I can already hear some people crying foul, claiming that I am being too harsh here. After all, Buffalo has only given up twelve goals in four games, and two of those were empty netters in their two losses to the Carolina Hurricanes. Currently, Buffalo is 16th in the NHL when it comes to Goals Against, but without those two freebies, they would be more competitive, around 11th-12th. Still not elite, but better. However, those of you who have watched the Sabres know that, without Ryan Miller, twelve goals against could easily be more like twenty goals against. How about that 3-0 rush against Miller Friday night? Why was there no one in position to clear the puck that bounced in front of Miller against the Toronto Maple Leafs, resulting in the Leafs’ only goal of the night? Why has the PK unit given up four power play goals already, killing off only 80% of the penalties they have faced? And what is going on with Tyler Myers? Friday night’s home game against Carolina was a good sign, but I need to see more efforts like that from a team that is known for its defensive prowess.
If there were any Buffalo Sabres fans calling for Jhonas Enroth to take over the number one goalie position over Ryan Miller, the numbers speak for themselves: Miller has a record of 2-1, having allowed only five goals in three games for a GAA of 1.67 and a save percentage of .952. Enroth’s numbers? 0-1, five goals allowed, 5.00 GAA, .865 save percentage. Okay: I realize there were not many, if any, people calling for Enroth to start over Miller. I do know, however, that many people openly wondered how Miller would play this year. I think I speak for all Sabres fans when I say that Miller has regained the form that earned him the Vezina Trophy in 2010. If he keeps playing at such an elite level, the Sabres will be competitive every night, even if their offensive woes continue.
This is the most difficult area for me to assess. Coaching, to me, is a lose-lose proposition: when your team wins, it’s the players who earn the glory, but when your team loses, it’s the coach who shoulders the blame. Doesn’t seem fair. Neither does my grade, then, but hear me out: so far, Lindy Ruff and his coaching staff can really only take credit for one thing: the fact that they concocted the line of Vanek-Pominville-Hodgson. Pure brilliance. Yet, why did their brilliance stop there? Can’t they create a second line that is a viable scoring threat night in and night out?

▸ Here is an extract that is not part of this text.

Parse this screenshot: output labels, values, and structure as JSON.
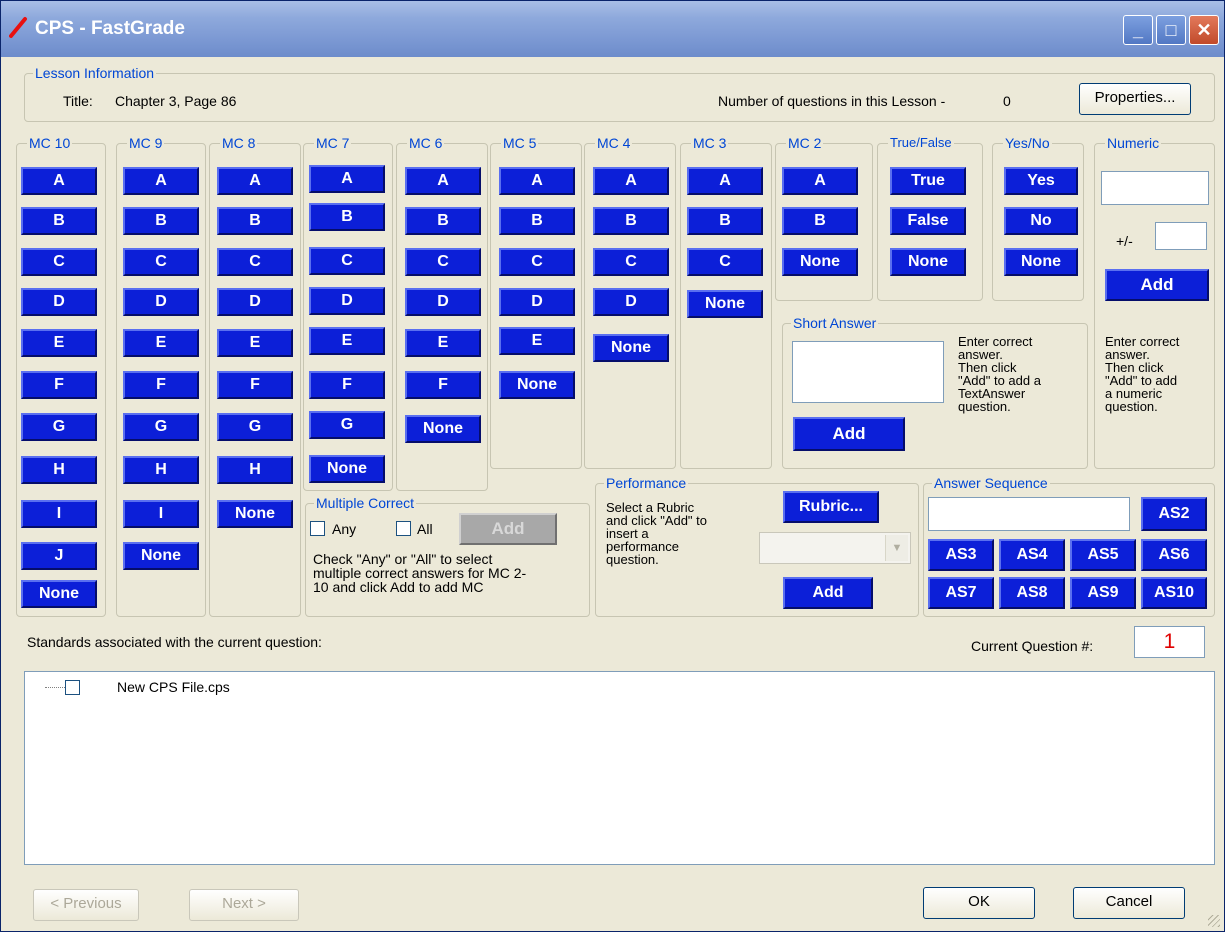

Maybe playing Grigorenko a bit more? Moving Hodgson to a second line, since his biggest strength right now is being in the right place at the right time? See – I’m not a coach, so I try to give them the benefit of the doubt. Still, I hold the coaching staff accountable for allowing the Sabres to be the second-most penalized team in the NHL after one week of play (32 penalties committed, second only to Philadelphia). Discipline needs to be preached, and that comes from the coaches.
An article like this is just begging for some debate, so leave your comments below, or follow me @theaveragedick and Tweet away!